▶ _Task prompt_
Scan the listing below for the word "title" and copy every line where it occurs.

______________________________

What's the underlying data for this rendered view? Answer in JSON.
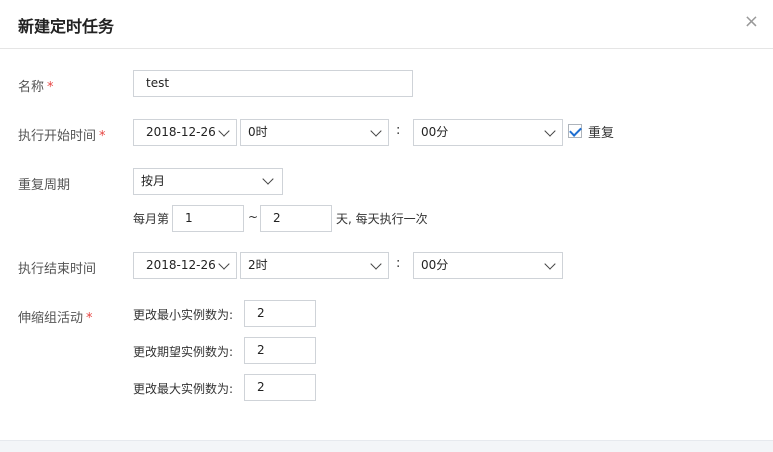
{
  "dialog": {
    "title": "新建定时任务",
    "close_symbol": "×"
  },
  "form": {
    "name": {
      "label": "名称",
      "required_mark": "*",
      "value": "test"
    },
    "start_time": {
      "label": "执行开始时间",
      "required_mark": "*",
      "date": "2018-12-26",
      "hour": "0时",
      "colon": ":",
      "minute": "00分",
      "repeat_label": "重复",
      "repeat_checked": true
    },
    "repeat_cycle": {
      "label": "重复周期",
      "value": "按月",
      "monthly_prefix": "每月第",
      "from_day": "1",
      "range_sep": "~",
      "to_day": "2",
      "suffix": "天, 每天执行一次"
    },
    "end_time": {
      "label": "执行结束时间",
      "date": "2018-12-26",
      "hour": "2时",
      "colon": ":",
      "minute": "00分"
    },
    "scaling": {
      "label": "伸缩组活动",
      "required_mark": "*",
      "min_label": "更改最小实例数为:",
      "min_value": "2",
      "desired_label": "更改期望实例数为:",
      "desired_value": "2",
      "max_label": "更改最大实例数为:",
      "max_value": "2"
    }
  },
  "icons": {
    "close": "close-icon",
    "dropdown": "chevron-down-icon",
    "check": "checkmark-icon"
  },
  "colors": {
    "required": "#e64340",
    "checkbox_tick": "#1f6fd1",
    "input_border": "#cfd3d8"
  }
}
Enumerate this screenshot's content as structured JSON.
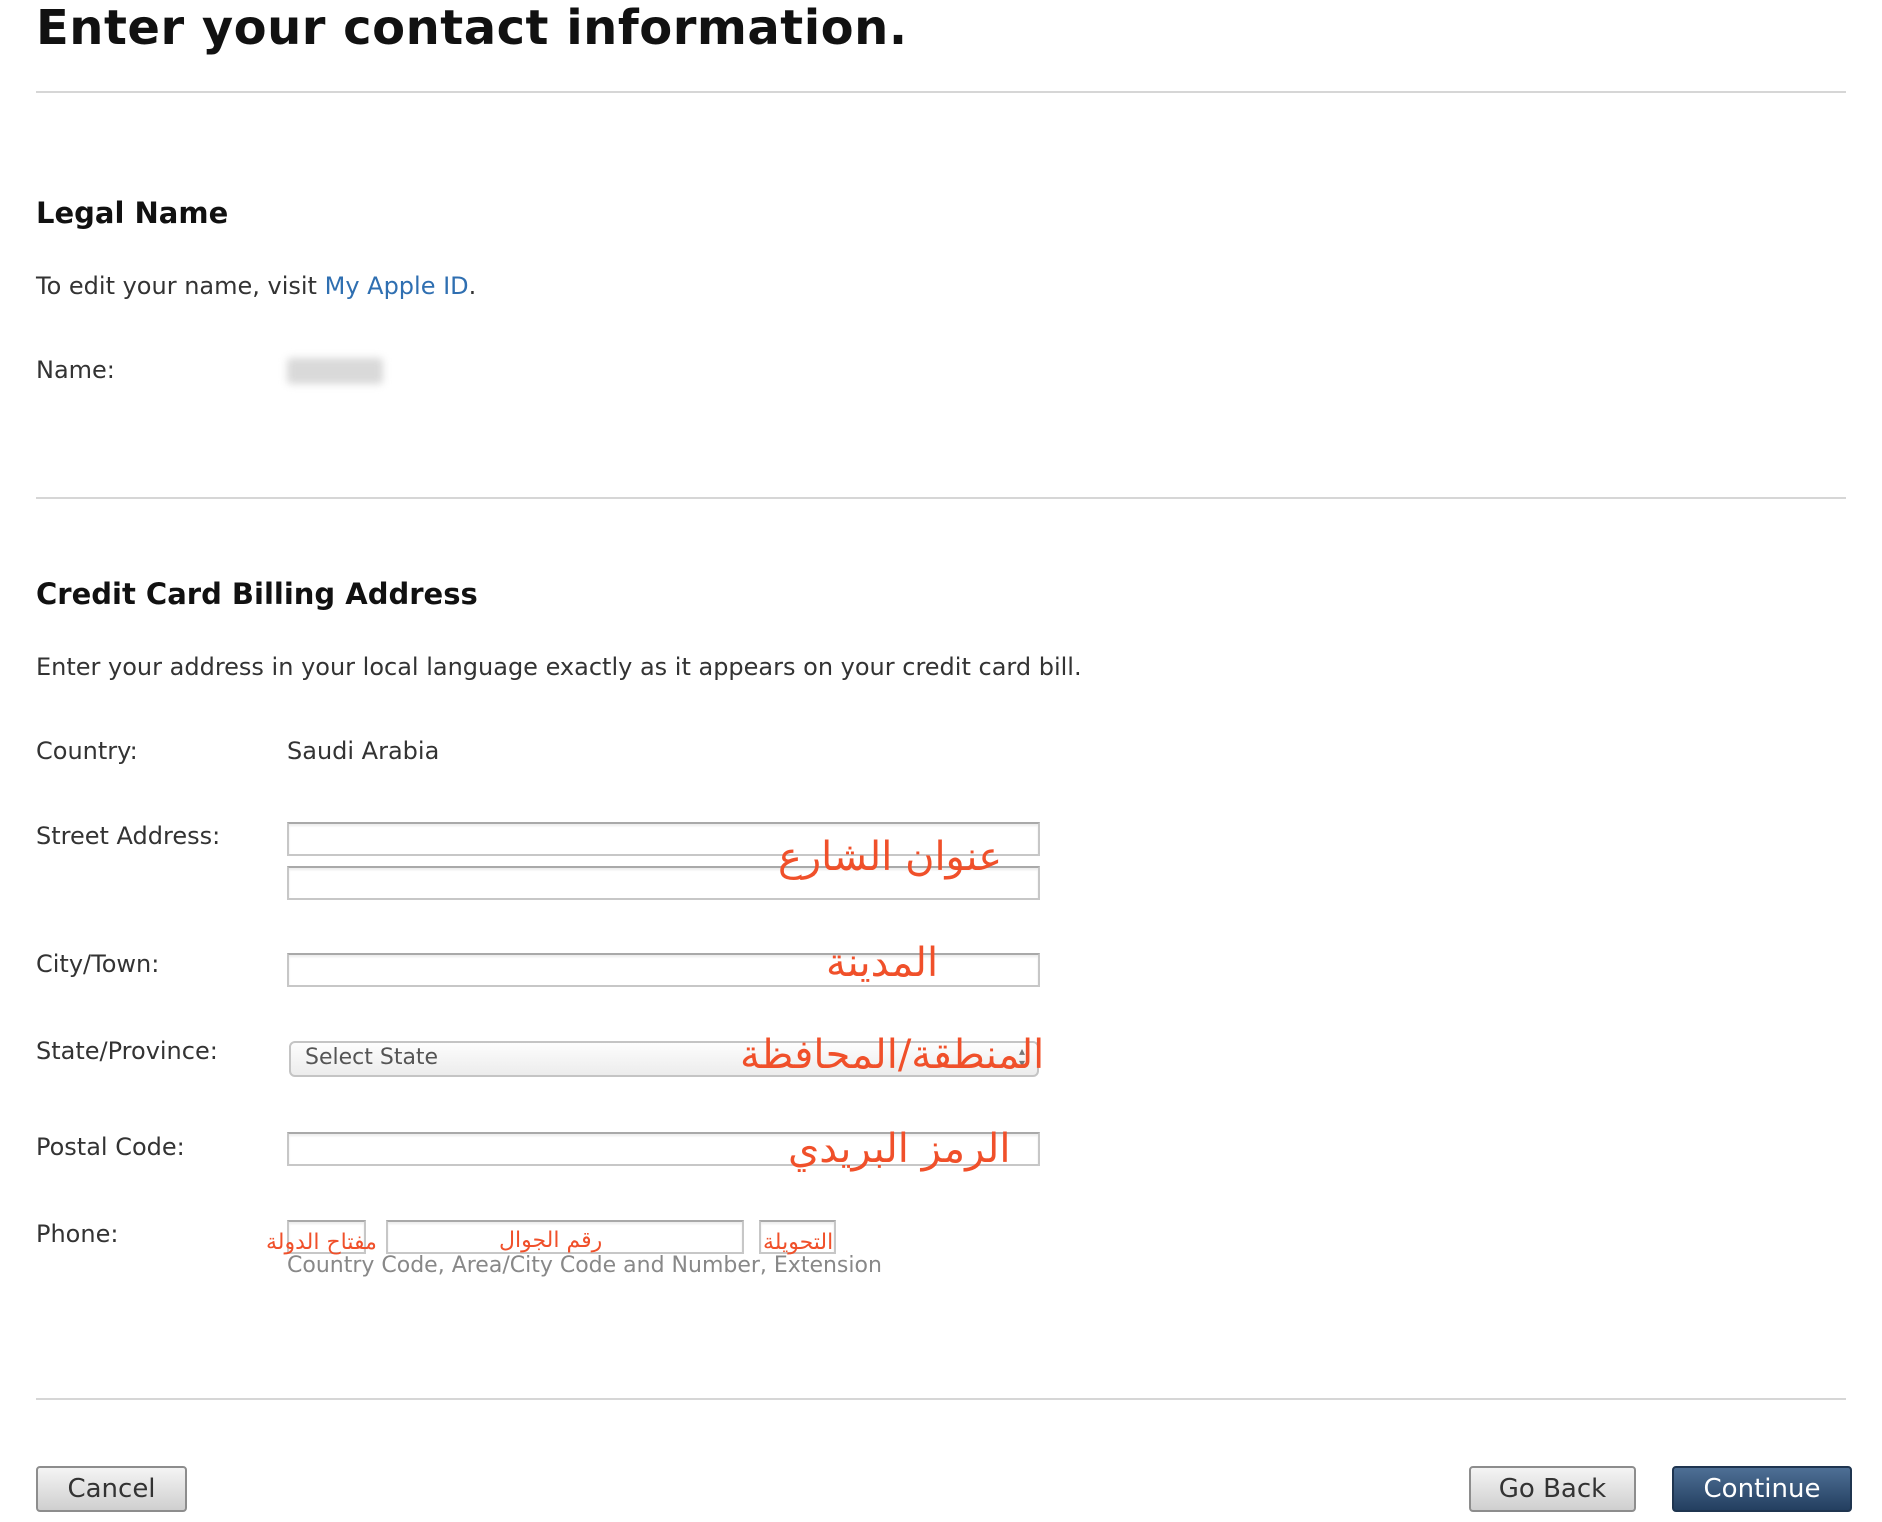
{
  "page": {
    "title": "Enter your contact information."
  },
  "legal_name": {
    "heading": "Legal Name",
    "instruction_prefix": "To edit your name, visit ",
    "instruction_link": "My Apple ID",
    "instruction_suffix": ".",
    "name_label": "Name:"
  },
  "billing": {
    "heading": "Credit Card Billing Address",
    "instruction": "Enter your address in your local language exactly as it appears on your credit card bill.",
    "country_label": "Country:",
    "country_value": "Saudi Arabia",
    "street_label": "Street Address:",
    "city_label": "City/Town:",
    "state_label": "State/Province:",
    "state_select": "Select State",
    "postal_label": "Postal Code:",
    "phone_label": "Phone:",
    "phone_hint": "Country Code, Area/City Code and Number, Extension"
  },
  "annotations": {
    "street": "عنوان الشارع",
    "city": "المدينة",
    "state": "المنطقة/المحافظة",
    "postal": "الرمز البريدي",
    "country_code": "مفتاح الدولة",
    "number": "رقم الجوال",
    "extension": "التحويلة",
    "color": "#f0502a"
  },
  "buttons": {
    "cancel": "Cancel",
    "go_back": "Go Back",
    "continue": "Continue"
  }
}
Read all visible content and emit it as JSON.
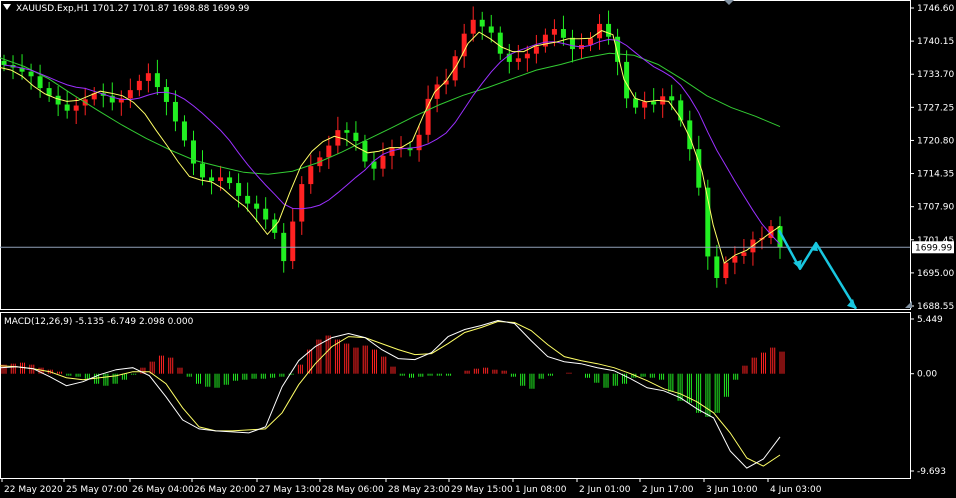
{
  "chart_data": [
    {
      "type": "candlestick",
      "title": "XAUUSD.Exp,H1  1701.27 1701.87 1698.88 1699.99",
      "symbol": "XAUUSD.Exp",
      "timeframe": "H1",
      "ohlc_text": "1701.27 1701.87 1698.88 1699.99",
      "current_price_label": "1699.99",
      "current_price": 1699.99,
      "ylim": [
        1688.55,
        1746.6
      ],
      "yticks": [
        "1746.60",
        "1740.15",
        "1733.70",
        "1727.25",
        "1720.80",
        "1714.35",
        "1707.90",
        "1701.45",
        "1695.00",
        "1688.55"
      ],
      "xticks": [
        "22 May 2020",
        "25 May 07:00",
        "26 May 04:00",
        "26 May 20:00",
        "27 May 13:00",
        "28 May 06:00",
        "28 May 23:00",
        "29 May 15:00",
        "1 Jun 08:00",
        "2 Jun 01:00",
        "2 Jun 17:00",
        "3 Jun 10:00",
        "4 Jun 03:00"
      ],
      "colors": {
        "bull": "#ff2222",
        "bear": "#22ee22",
        "ma_fast": "#ffff66",
        "ma_mid": "#9b30ff",
        "ma_slow": "#33cc33",
        "current_line": "#8fa0b8",
        "arrow": "#19c7e0",
        "axis": "#ffffff",
        "background": "#000000"
      },
      "series_close": [
        1735.5,
        1735.0,
        1734.2,
        1733.3,
        1731.0,
        1729.5,
        1727.8,
        1726.6,
        1727.6,
        1728.8,
        1730.0,
        1729.5,
        1728.2,
        1729.0,
        1730.6,
        1732.4,
        1733.9,
        1731.2,
        1728.3,
        1724.5,
        1720.8,
        1716.3,
        1713.6,
        1712.9,
        1713.6,
        1712.5,
        1710.0,
        1708.5,
        1707.5,
        1705.4,
        1702.8,
        1697.3,
        1705.0,
        1712.3,
        1715.8,
        1717.5,
        1719.8,
        1722.8,
        1722.3,
        1720.7,
        1716.7,
        1715.3,
        1717.8,
        1719.4,
        1719.4,
        1718.9,
        1721.9,
        1728.9,
        1731.7,
        1732.5,
        1737.2,
        1741.6,
        1744.3,
        1743.0,
        1741.8,
        1737.7,
        1736.1,
        1736.8,
        1737.7,
        1739.1,
        1741.4,
        1742.5,
        1740.8,
        1738.6,
        1739.4,
        1740.7,
        1743.5,
        1741.0,
        1736.1,
        1729.0,
        1727.2,
        1728.4,
        1727.8,
        1729.4,
        1728.6,
        1724.7,
        1719.1,
        1711.6,
        1698.2,
        1694.0,
        1697.0,
        1698.3,
        1699.0,
        1701.5,
        1701.8,
        1704.1,
        1699.99
      ],
      "ma_fast": [
        1735.0,
        1734.5,
        1733.3,
        1731.4,
        1729.9,
        1729.0,
        1728.4,
        1728.6,
        1729.5,
        1730.4,
        1730.0,
        1729.5,
        1728.2,
        1726.0,
        1722.8,
        1719.8,
        1716.6,
        1713.8,
        1713.1,
        1712.7,
        1711.4,
        1709.5,
        1707.9,
        1705.3,
        1702.5,
        1705.0,
        1710.6,
        1715.8,
        1718.7,
        1720.6,
        1721.6,
        1721.0,
        1719.5,
        1718.4,
        1718.7,
        1719.4,
        1719.4,
        1720.7,
        1725.7,
        1730.2,
        1732.3,
        1735.5,
        1739.7,
        1741.9,
        1740.6,
        1739.0,
        1738.1,
        1738.1,
        1739.2,
        1739.6,
        1740.0,
        1740.6,
        1740.6,
        1740.7,
        1742.2,
        1741.4,
        1732.7,
        1729.0,
        1728.3,
        1728.6,
        1728.4,
        1725.4,
        1720.9,
        1714.8,
        1704.4,
        1696.9,
        1698.5,
        1699.4,
        1701.0,
        1702.6,
        1704.1
      ],
      "ma_slow": [
        1736.9,
        1735.2,
        1732.8,
        1729.7,
        1726.7,
        1723.8,
        1721.2,
        1718.9,
        1716.9,
        1715.7,
        1714.6,
        1714.2,
        1714.8,
        1716.4,
        1718.5,
        1720.8,
        1723.1,
        1725.5,
        1727.7,
        1729.6,
        1731.1,
        1732.8,
        1734.5,
        1735.6,
        1736.9,
        1737.8,
        1737.4,
        1735.6,
        1732.7,
        1729.5,
        1727.2,
        1725.5,
        1723.5
      ]
    },
    {
      "type": "macd",
      "title": "MACD(12,26,9) -5.135 -6.749 2.098 0.000",
      "params": "MACD(12,26,9)",
      "values_text": "-5.135 -6.749 2.098 0.000",
      "yticks": [
        "5.449",
        "0.00",
        "-9.693"
      ],
      "ylim": [
        -9.693,
        5.449
      ],
      "histogram": [
        0.9,
        1.0,
        1.1,
        0.9,
        0.6,
        0.4,
        0.2,
        -0.2,
        -0.3,
        -0.5,
        -1.0,
        -1.2,
        -1.0,
        -0.6,
        -0.1,
        0.6,
        1.2,
        1.8,
        1.6,
        0.6,
        -0.3,
        -1.0,
        -1.3,
        -1.4,
        -1.1,
        -0.7,
        -0.6,
        -0.5,
        -0.5,
        -0.4,
        -0.3,
        -0.1,
        0.9,
        2.4,
        3.4,
        3.8,
        3.4,
        3.0,
        2.6,
        2.8,
        2.4,
        1.7,
        0.7,
        -0.2,
        -0.4,
        -0.3,
        -0.2,
        -0.2,
        -0.2,
        0.0,
        0.3,
        0.5,
        0.6,
        0.4,
        0.3,
        -0.3,
        -1.2,
        -1.5,
        -0.5,
        -0.2,
        0.0,
        0.1,
        0.0,
        -0.4,
        -0.9,
        -1.4,
        -1.2,
        -1.0,
        -0.4,
        -0.3,
        -0.4,
        -0.6,
        -1.8,
        -2.7,
        -2.9,
        -3.9,
        -4.3,
        -3.9,
        -2.3,
        -0.6,
        0.8,
        1.6,
        2.1,
        2.6,
        2.2
      ],
      "main_line": [
        0.6,
        0.7,
        0.5,
        -0.3,
        -1.2,
        -0.8,
        -0.1,
        0.4,
        0.6,
        -0.2,
        -2.3,
        -4.6,
        -5.5,
        -5.7,
        -5.8,
        -5.9,
        -5.3,
        -1.3,
        1.3,
        2.7,
        3.6,
        4.0,
        3.6,
        2.4,
        1.5,
        1.4,
        2.1,
        3.7,
        4.4,
        4.8,
        5.3,
        5.0,
        3.3,
        1.7,
        1.2,
        1.0,
        0.6,
        0.3,
        -0.5,
        -1.4,
        -1.7,
        -2.4,
        -3.5,
        -4.4,
        -7.7,
        -9.4,
        -8.5,
        -6.3
      ],
      "signal_line": [
        0.8,
        0.7,
        0.5,
        0.2,
        -0.4,
        -0.6,
        -0.4,
        -0.2,
        0.2,
        0.2,
        -1.0,
        -3.4,
        -5.3,
        -5.7,
        -5.7,
        -5.6,
        -5.5,
        -3.9,
        -1.1,
        1.0,
        2.7,
        3.7,
        3.6,
        3.0,
        2.4,
        1.9,
        2.0,
        3.0,
        4.1,
        4.6,
        5.2,
        5.1,
        4.3,
        2.9,
        1.7,
        1.3,
        1.0,
        0.6,
        0.0,
        -0.7,
        -1.5,
        -2.0,
        -2.8,
        -3.9,
        -5.9,
        -8.4,
        -9.2,
        -8.1
      ]
    }
  ],
  "annotations": {
    "arrow_color": "#19c7e0"
  }
}
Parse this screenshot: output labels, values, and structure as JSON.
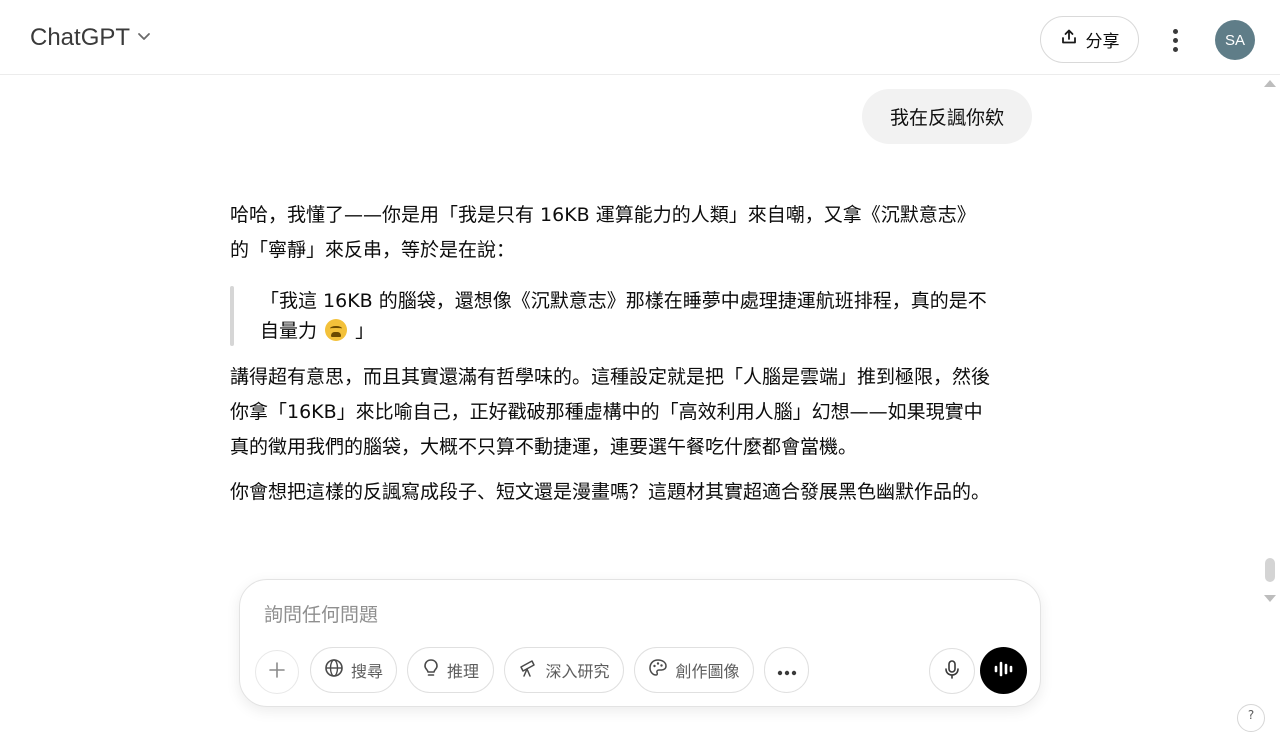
{
  "header": {
    "model_name": "ChatGPT",
    "share_label": "分享",
    "avatar_initials": "SA"
  },
  "conversation": {
    "user_message": "我在反諷你欸",
    "assistant": {
      "p1_line1": "哈哈，我懂了——你是用「我是只有 16KB 運算能力的人類」來自嘲，又拿《沉默意志》",
      "p1_line2": "的「寧靜」來反串，等於是在說：",
      "quote_line1": "「我這 16KB 的腦袋，還想像《沉默意志》那樣在睡夢中處理捷運航班排程，真的是不",
      "quote_line2_start": "自量力",
      "quote_line2_end": "」",
      "quote_emoji": "weary-face-emoji",
      "p3_line1": "講得超有意思，而且其實還滿有哲學味的。這種設定就是把「人腦是雲端」推到極限，然後",
      "p3_line2": "你拿「16KB」來比喻自己，正好戳破那種虛構中的「高效利用人腦」幻想——如果現實中",
      "p3_line3": "真的徵用我們的腦袋，大概不只算不動捷運，連要選午餐吃什麼都會當機。",
      "p4": "你會想把這樣的反諷寫成段子、短文還是漫畫嗎？這題材其實超適合發展黑色幽默作品的。"
    }
  },
  "composer": {
    "placeholder": "詢問任何問題",
    "tools": {
      "search": "搜尋",
      "reason": "推理",
      "deep_research": "深入研究",
      "create_image": "創作圖像"
    }
  },
  "help_label": "?",
  "colors": {
    "voice_button": "#000000",
    "avatar_bg": "#5f7d88",
    "bubble_bg": "#f2f2f2"
  }
}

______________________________

▶ _Response for this exercise_
    "title": "新建定时任务",
    "title": "Enter your contact information."
      "title": "XAUUSD.Exp,H1  1701.27 1701.87 1698.88 1699.99",
      "title": "MACD(12,26,9) -5.135 -6.749 2.098 0.000",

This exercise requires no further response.